Available at:
[Accessed 20 07 2014].
MYHILL, S. (2014). Diagnosis and treatment of chronic fatigue syndrome it's mitochondria, not hypochondria.{420FCD45-A342-4C64-9A41-81298DBDD85F}&Format=410.
Myhill, S., Booth, N. E. & Howard, J. M., 2009. Chronic fatigue syndrome and mitochondrial dysfunction. International Journal of Clinical and Experimental Medicine, 1(2), pp. 1-16.
Night , C. & Bates, W. H., 2011. EFT -Emotional Freedom Technique and Acupressure, Color Breathing .... s.l.:Clearsight Publishing Co.
Pall, M., 2010. Chronic Fatigue Syndrome Treatment Guide. 2nd ed. s.l.:Erica Verrillo.
Rakel, D., 2012. Nutritional Support. In: Integrative Medicine. s.l.:Elsevier Health Sciences, p. 453.
Robbins, O. & Robbins, J., 2013. Voices of the Food Revolution: You Can Heal Your Body and Your World with Food!. s.l.:Conari Press.
Rose, S. et al., 2014. US National Library of Medicine National Institute of Health. [Online]
Available at:
[Accessed 20 7 2014].
Sali, A., Vitetta, L. & Kotsirilos, V., 2011. A Gude to Evidence-Based Itegrative and Complementary Medicine. s.l.:Elsevier Australia.
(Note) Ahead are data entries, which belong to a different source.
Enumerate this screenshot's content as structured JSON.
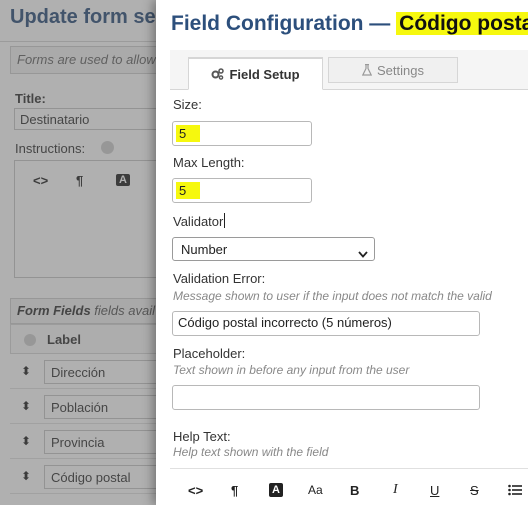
{
  "background": {
    "page_title": "Update form sec",
    "note": "Forms are used to allow",
    "title_label": "Title:",
    "title_value": "Destinatario",
    "instructions_label": "Instructions:",
    "editor_toolbar": [
      "<>",
      "¶",
      "A"
    ],
    "fields_heading_bold": "Form Fields",
    "fields_heading_rest": " fields avail",
    "table_header_label": "Label",
    "rows": [
      "Dirección",
      "Población",
      "Provincia",
      "Código postal"
    ]
  },
  "modal": {
    "title_prefix": "Field Configuration — ",
    "title_highlight": "Código postal",
    "tabs": [
      {
        "label": "Field Setup",
        "icon": "gears-icon",
        "active": true
      },
      {
        "label": "Settings",
        "icon": "flask-icon",
        "active": false
      }
    ],
    "size_label": "Size:",
    "size_value": "5",
    "max_length_label": "Max Length:",
    "max_length_value": "5",
    "validator_label": "Validator",
    "validator_selected": "Number",
    "validation_error_label": "Validation Error:",
    "validation_error_help": "Message shown to user if the input does not match the valid",
    "validation_error_value": "Código postal incorrecto (5 números)",
    "placeholder_label": "Placeholder:",
    "placeholder_help": "Text shown in before any input from the user",
    "placeholder_value": "",
    "help_text_label": "Help Text:",
    "help_text_help": "Help text shown with the field",
    "toolbar": [
      "<>",
      "¶",
      "A",
      "Aa",
      "B",
      "I",
      "U",
      "S",
      "list"
    ]
  },
  "colors": {
    "title_blue": "#2c4f7c",
    "highlight_yellow": "#f6f80e"
  }
}
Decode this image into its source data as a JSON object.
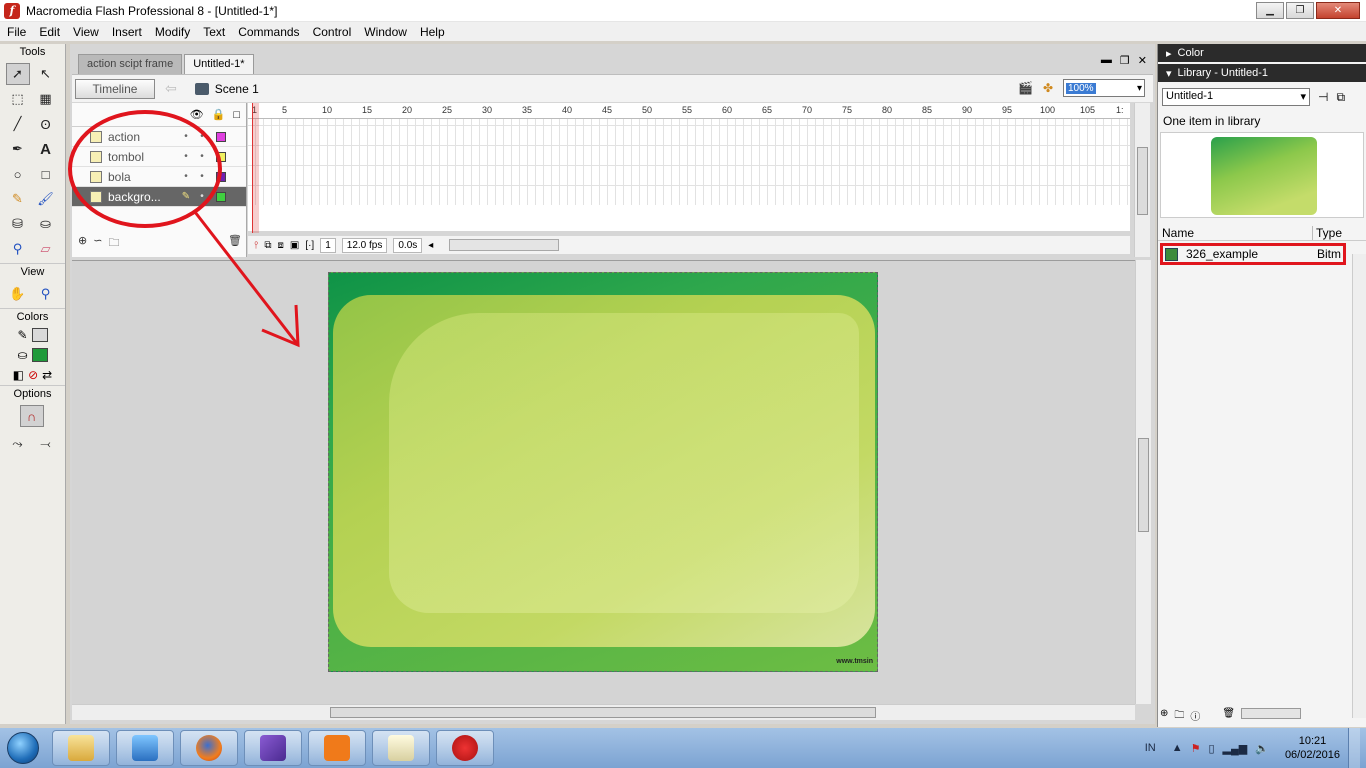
{
  "window": {
    "title": "Macromedia Flash Professional 8 - [Untitled-1*]",
    "icon": "flash-icon"
  },
  "menu": [
    "File",
    "Edit",
    "View",
    "Insert",
    "Modify",
    "Text",
    "Commands",
    "Control",
    "Window",
    "Help"
  ],
  "tools": {
    "title": "Tools",
    "view_label": "View",
    "colors_label": "Colors",
    "options_label": "Options",
    "stroke_color": "#d9d9d9",
    "fill_color": "#1f9a3a"
  },
  "doc_tabs": [
    {
      "label": "action scipt frame"
    },
    {
      "label": "Untitled-1*"
    }
  ],
  "timeline": {
    "button_label": "Timeline",
    "scene_label": "Scene 1",
    "zoom": "100%",
    "ruler": [
      "1",
      "5",
      "10",
      "15",
      "20",
      "25",
      "30",
      "35",
      "40",
      "45",
      "50",
      "55",
      "60",
      "65",
      "70",
      "75",
      "80",
      "85",
      "90",
      "95",
      "100",
      "105",
      "1:"
    ],
    "layers": [
      {
        "name": "action",
        "color": "#e040e0"
      },
      {
        "name": "tombol",
        "color": "#f0f060"
      },
      {
        "name": "bola",
        "color": "#7020b0"
      },
      {
        "name": "backgro...",
        "color": "#40d040"
      }
    ],
    "current_frame": "1",
    "fps": "12.0 fps",
    "time": "0.0s"
  },
  "stage": {
    "watermark": "www.tmsin"
  },
  "panels": {
    "color_title": "Color",
    "library_title": "Library - Untitled-1",
    "library_select": "Untitled-1",
    "item_count": "One item in library",
    "col_name": "Name",
    "col_type": "Type",
    "items": [
      {
        "name": "326_example",
        "type": "Bitm"
      }
    ]
  },
  "taskbar": {
    "lang": "IN",
    "time": "10:21",
    "date": "06/02/2016"
  },
  "annotation_color": "#e0151d"
}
Salomon, S., 2011. It is in Your Hands: Emotional Freedom Technique (EFT). s.l.:Spiral Press.
SHANKAR, S., & SRIVASTAVA, R. (2012). Nutrition, diet and cancer. Dordrecht [etc.], Springer.
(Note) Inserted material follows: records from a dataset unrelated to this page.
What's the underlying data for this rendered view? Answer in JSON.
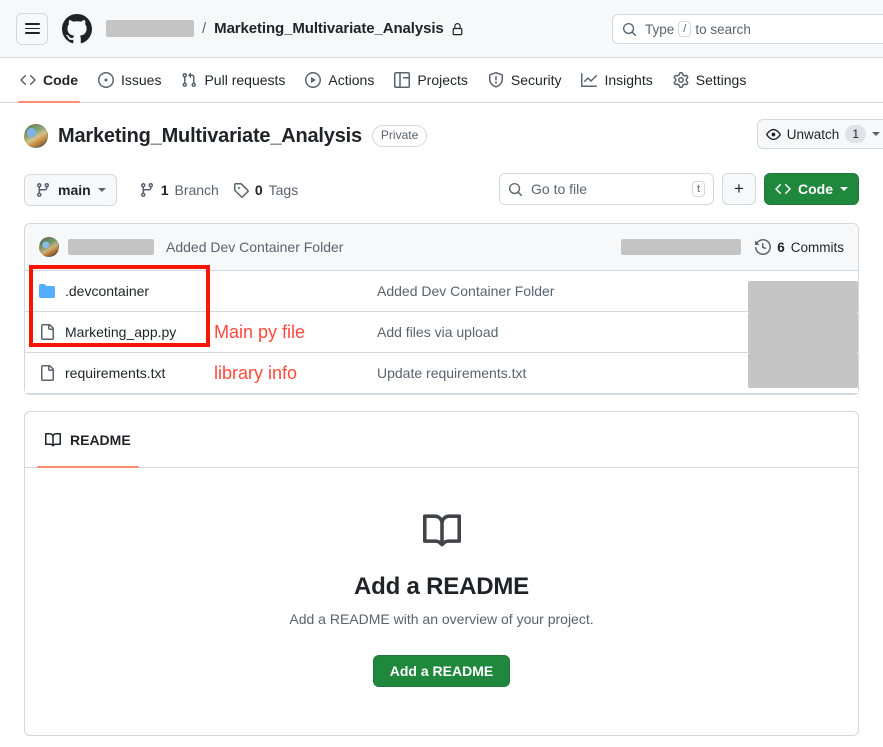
{
  "header": {
    "menu_icon": "hamburger-menu-icon",
    "logo_icon": "github-logo-icon",
    "owner_redacted": "",
    "separator": "/",
    "repo_name": "Marketing_Multivariate_Analysis",
    "lock_icon": "lock-icon",
    "search_icon": "search-icon",
    "search_placeholder_prefix": "Type",
    "search_key_hint": "/",
    "search_placeholder_suffix": "to search"
  },
  "nav": {
    "tabs": [
      {
        "label": "Code",
        "icon": "code-icon",
        "active": true
      },
      {
        "label": "Issues",
        "icon": "issue-opened-icon",
        "active": false
      },
      {
        "label": "Pull requests",
        "icon": "git-pull-request-icon",
        "active": false
      },
      {
        "label": "Actions",
        "icon": "play-icon",
        "active": false
      },
      {
        "label": "Projects",
        "icon": "table-icon",
        "active": false
      },
      {
        "label": "Security",
        "icon": "shield-icon",
        "active": false
      },
      {
        "label": "Insights",
        "icon": "graph-icon",
        "active": false
      },
      {
        "label": "Settings",
        "icon": "gear-icon",
        "active": false
      }
    ]
  },
  "repo": {
    "title": "Marketing_Multivariate_Analysis",
    "visibility_badge": "Private",
    "watch_label": "Unwatch",
    "watch_count": "1",
    "watch_icon": "eye-icon"
  },
  "toolbar": {
    "branch_icon": "git-branch-icon",
    "branch_name": "main",
    "branches_count": "1",
    "branches_label": "Branch",
    "tags_icon": "tag-icon",
    "tags_count": "0",
    "tags_label": "Tags",
    "gotofile_placeholder": "Go to file",
    "gotofile_key_hint": "t",
    "add_label": "+",
    "code_label": "Code"
  },
  "commit_bar": {
    "author_redacted": "",
    "message": "Added Dev Container Folder",
    "time_redacted": "",
    "commits_icon": "history-icon",
    "commits_count": "6",
    "commits_label": "Commits"
  },
  "files": [
    {
      "icon": "folder-icon",
      "name": ".devcontainer",
      "annotation": "",
      "message": "Added Dev Container Folder",
      "time_redacted": ""
    },
    {
      "icon": "file-icon",
      "name": "Marketing_app.py",
      "annotation": "Main py file",
      "message": "Add files via upload",
      "time_redacted": ""
    },
    {
      "icon": "file-icon",
      "name": "requirements.txt",
      "annotation": "library info",
      "message": "Update requirements.txt",
      "time_redacted": ""
    }
  ],
  "readme": {
    "tab_label": "README",
    "tab_icon": "book-icon",
    "empty_icon": "book-icon",
    "empty_title": "Add a README",
    "empty_subtitle": "Add a README with an overview of your project.",
    "button_label": "Add a README"
  },
  "colors": {
    "accent_green": "#1f883d",
    "tab_underline": "#fd8c73",
    "annotation_red": "#fc4a3f",
    "annotation_box_red": "#f91505",
    "folder_blue": "#54aeff",
    "muted_text": "#59636e",
    "border": "#d1d9e0",
    "redaction_gray": "#c4c4c4"
  }
}
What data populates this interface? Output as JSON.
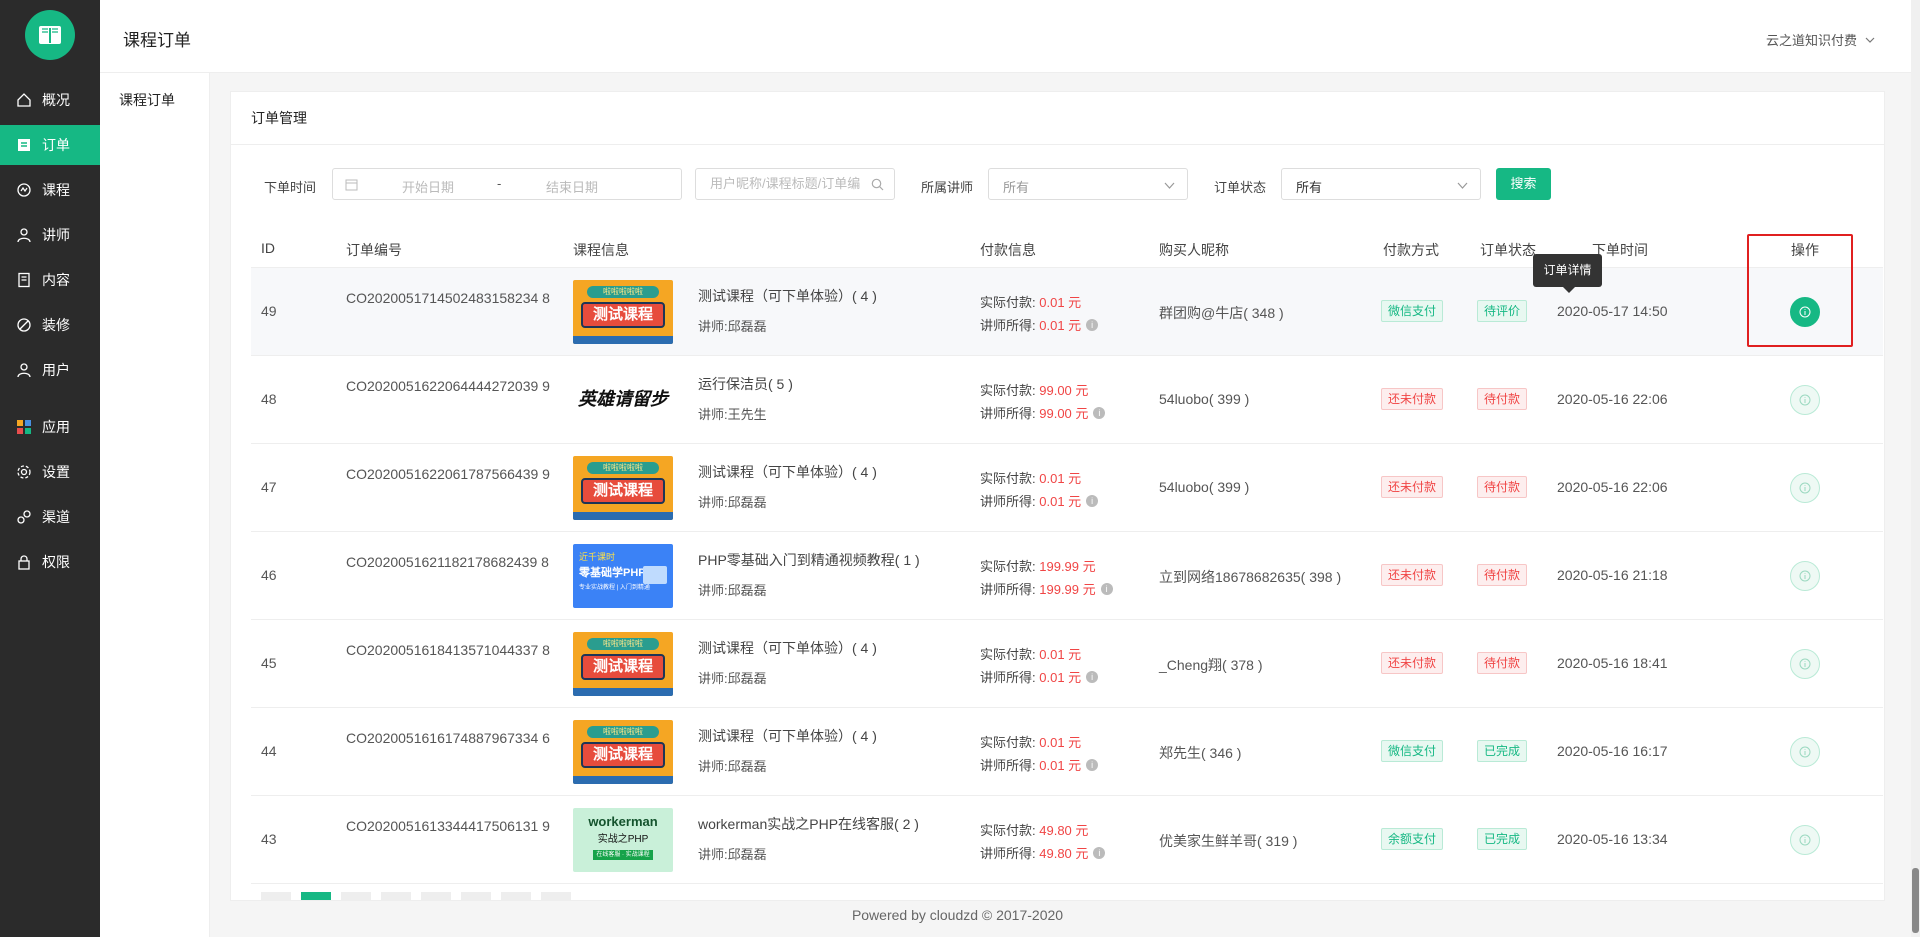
{
  "sidebar": {
    "items": [
      {
        "label": "概况",
        "icon": "home-icon"
      },
      {
        "label": "订单",
        "icon": "order-icon",
        "active": true
      },
      {
        "label": "课程",
        "icon": "course-icon"
      },
      {
        "label": "讲师",
        "icon": "teacher-icon"
      },
      {
        "label": "内容",
        "icon": "content-icon"
      },
      {
        "label": "装修",
        "icon": "decorate-icon"
      },
      {
        "label": "用户",
        "icon": "user-icon"
      },
      {
        "label": "应用",
        "icon": "apps-icon"
      },
      {
        "label": "设置",
        "icon": "settings-icon"
      },
      {
        "label": "渠道",
        "icon": "channel-icon"
      },
      {
        "label": "权限",
        "icon": "lock-icon"
      }
    ]
  },
  "header": {
    "title": "课程订单",
    "tenant": "云之道知识付费"
  },
  "subnav": {
    "item": "课程订单"
  },
  "card": {
    "title": "订单管理"
  },
  "filters": {
    "time_label": "下单时间",
    "start_placeholder": "开始日期",
    "dash": "-",
    "end_placeholder": "结束日期",
    "search_placeholder": "用户昵称/课程标题/订单编号",
    "teacher_label": "所属讲师",
    "teacher_value": "所有",
    "status_label": "订单状态",
    "status_value": "所有",
    "search_button": "搜索"
  },
  "table": {
    "headers": {
      "id": "ID",
      "order_no": "订单编号",
      "course": "课程信息",
      "pay": "付款信息",
      "buyer": "购买人昵称",
      "method": "付款方式",
      "status": "订单状态",
      "time": "下单时间",
      "op": "操作"
    },
    "pay_actual_label": "实际付款:",
    "pay_teacher_label": "讲师所得:",
    "teacher_prefix": "讲师:",
    "rows": [
      {
        "id": "49",
        "order_no": "CO2020051714502483158234 8",
        "thumb": "test",
        "title": "测试课程（可下单体验）( 4 )",
        "teacher": "邱磊磊",
        "actual": "0.01 元",
        "earn": "0.01 元",
        "buyer": "群团购@牛店( 348 )",
        "method": "微信支付",
        "method_tone": "green",
        "status": "待评价",
        "status_tone": "green",
        "time": "2020-05-17 14:50"
      },
      {
        "id": "48",
        "order_no": "CO2020051622064444272039 9",
        "thumb": "calligraphy",
        "title": "运行保洁员( 5 )",
        "teacher": "王先生",
        "actual": "99.00 元",
        "earn": "99.00 元",
        "buyer": "54luobo( 399 )",
        "method": "还未付款",
        "method_tone": "red",
        "status": "待付款",
        "status_tone": "red",
        "time": "2020-05-16 22:06"
      },
      {
        "id": "47",
        "order_no": "CO2020051622061787566439 9",
        "thumb": "test",
        "title": "测试课程（可下单体验）( 4 )",
        "teacher": "邱磊磊",
        "actual": "0.01 元",
        "earn": "0.01 元",
        "buyer": "54luobo( 399 )",
        "method": "还未付款",
        "method_tone": "red",
        "status": "待付款",
        "status_tone": "red",
        "time": "2020-05-16 22:06"
      },
      {
        "id": "46",
        "order_no": "CO2020051621182178682439 8",
        "thumb": "php",
        "title": "PHP零基础入门到精通视频教程( 1 )",
        "teacher": "邱磊磊",
        "actual": "199.99 元",
        "earn": "199.99 元",
        "buyer": "立到网络18678682635( 398 )",
        "method": "还未付款",
        "method_tone": "red",
        "status": "待付款",
        "status_tone": "red",
        "time": "2020-05-16 21:18"
      },
      {
        "id": "45",
        "order_no": "CO2020051618413571044337 8",
        "thumb": "test",
        "title": "测试课程（可下单体验）( 4 )",
        "teacher": "邱磊磊",
        "actual": "0.01 元",
        "earn": "0.01 元",
        "buyer": "_Cheng翔( 378 )",
        "method": "还未付款",
        "method_tone": "red",
        "status": "待付款",
        "status_tone": "red",
        "time": "2020-05-16 18:41"
      },
      {
        "id": "44",
        "order_no": "CO2020051616174887967334 6",
        "thumb": "test",
        "title": "测试课程（可下单体验）( 4 )",
        "teacher": "邱磊磊",
        "actual": "0.01 元",
        "earn": "0.01 元",
        "buyer": "郑先生( 346 )",
        "method": "微信支付",
        "method_tone": "green",
        "status": "已完成",
        "status_tone": "green",
        "time": "2020-05-16 16:17"
      },
      {
        "id": "43",
        "order_no": "CO2020051613344417506131 9",
        "thumb": "workerman",
        "title": "workerman实战之PHP在线客服( 2 )",
        "teacher": "邱磊磊",
        "actual": "49.80 元",
        "earn": "49.80 元",
        "buyer": "优美家生鲜羊哥( 319 )",
        "method": "余额支付",
        "method_tone": "green",
        "status": "已完成",
        "status_tone": "green",
        "time": "2020-05-16 13:34"
      }
    ],
    "tooltip": "订单详情"
  },
  "thumb_text": {
    "test_top": "啦啦啦啦啦",
    "test_main": "测试课程",
    "calligraphy": "英雄请留步",
    "php_top": "近千课时",
    "php_main": "零基础学PHP",
    "php_sub": "专业实战教程 | 入门到精通",
    "wm_main": "workerman",
    "wm_sub": "实战之PHP",
    "wm_foot": "在线客服 · 实战课程"
  },
  "footer": "Powered by cloudzd © 2017-2020",
  "colors": {
    "accent": "#16b884",
    "danger": "#f04545",
    "sidebar": "#2b2b2b"
  }
}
Shima, G., 2014. The Art of Healing. s.l.:Xlibris Corporation.
THEW, M., & MCKENNA, J. (2009). Lifestyle Management in Health and Social Care. Chichester, John Wiley & Sons.
Wardle, J. & Sarris, J., 2010. Clinical Naturopathy: An evidence-based guide to practice. s.l.:Elsevier Health Sciences.

Get Instant Academic writing help Today